:: Data in this exercise ::
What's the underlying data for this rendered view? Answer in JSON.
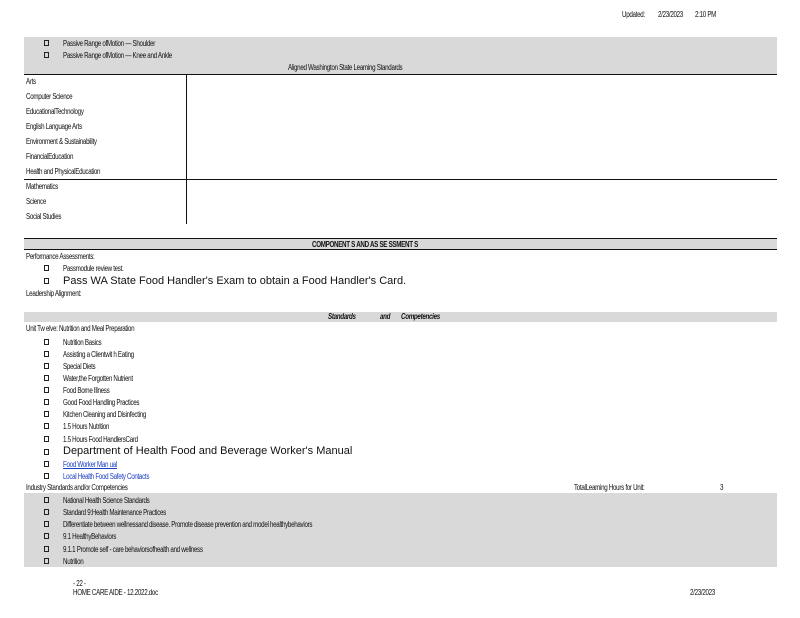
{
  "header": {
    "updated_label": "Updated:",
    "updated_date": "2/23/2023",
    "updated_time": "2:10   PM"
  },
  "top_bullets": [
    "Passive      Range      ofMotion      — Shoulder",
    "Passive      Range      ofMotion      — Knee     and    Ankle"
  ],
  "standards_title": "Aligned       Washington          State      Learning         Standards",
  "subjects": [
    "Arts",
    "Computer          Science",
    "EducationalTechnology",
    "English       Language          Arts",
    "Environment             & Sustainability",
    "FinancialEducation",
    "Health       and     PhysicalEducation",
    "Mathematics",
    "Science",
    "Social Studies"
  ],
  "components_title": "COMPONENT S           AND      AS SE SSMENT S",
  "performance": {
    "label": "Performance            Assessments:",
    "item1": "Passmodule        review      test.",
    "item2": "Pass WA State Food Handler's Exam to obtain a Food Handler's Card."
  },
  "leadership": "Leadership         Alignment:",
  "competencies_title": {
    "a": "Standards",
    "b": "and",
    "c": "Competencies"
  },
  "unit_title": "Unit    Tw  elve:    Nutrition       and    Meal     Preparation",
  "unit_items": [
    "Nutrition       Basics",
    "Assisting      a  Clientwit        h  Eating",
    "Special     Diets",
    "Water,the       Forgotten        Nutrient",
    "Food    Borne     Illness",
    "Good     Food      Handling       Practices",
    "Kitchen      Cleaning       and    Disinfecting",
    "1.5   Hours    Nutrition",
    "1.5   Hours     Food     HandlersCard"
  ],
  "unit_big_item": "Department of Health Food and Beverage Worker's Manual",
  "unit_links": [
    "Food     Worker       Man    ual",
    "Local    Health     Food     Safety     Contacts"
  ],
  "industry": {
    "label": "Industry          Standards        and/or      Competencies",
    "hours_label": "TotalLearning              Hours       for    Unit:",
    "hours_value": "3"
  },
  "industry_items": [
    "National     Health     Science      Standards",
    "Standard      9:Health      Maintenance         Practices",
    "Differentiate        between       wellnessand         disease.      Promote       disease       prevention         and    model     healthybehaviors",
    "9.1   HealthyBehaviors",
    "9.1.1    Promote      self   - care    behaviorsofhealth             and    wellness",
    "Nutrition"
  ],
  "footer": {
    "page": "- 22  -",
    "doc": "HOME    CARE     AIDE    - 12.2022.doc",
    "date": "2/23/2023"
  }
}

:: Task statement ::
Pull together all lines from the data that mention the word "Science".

:: Answer to this exercise ::
    "Computer          Science",
    "Science",
    "National     Health     Science      Standards",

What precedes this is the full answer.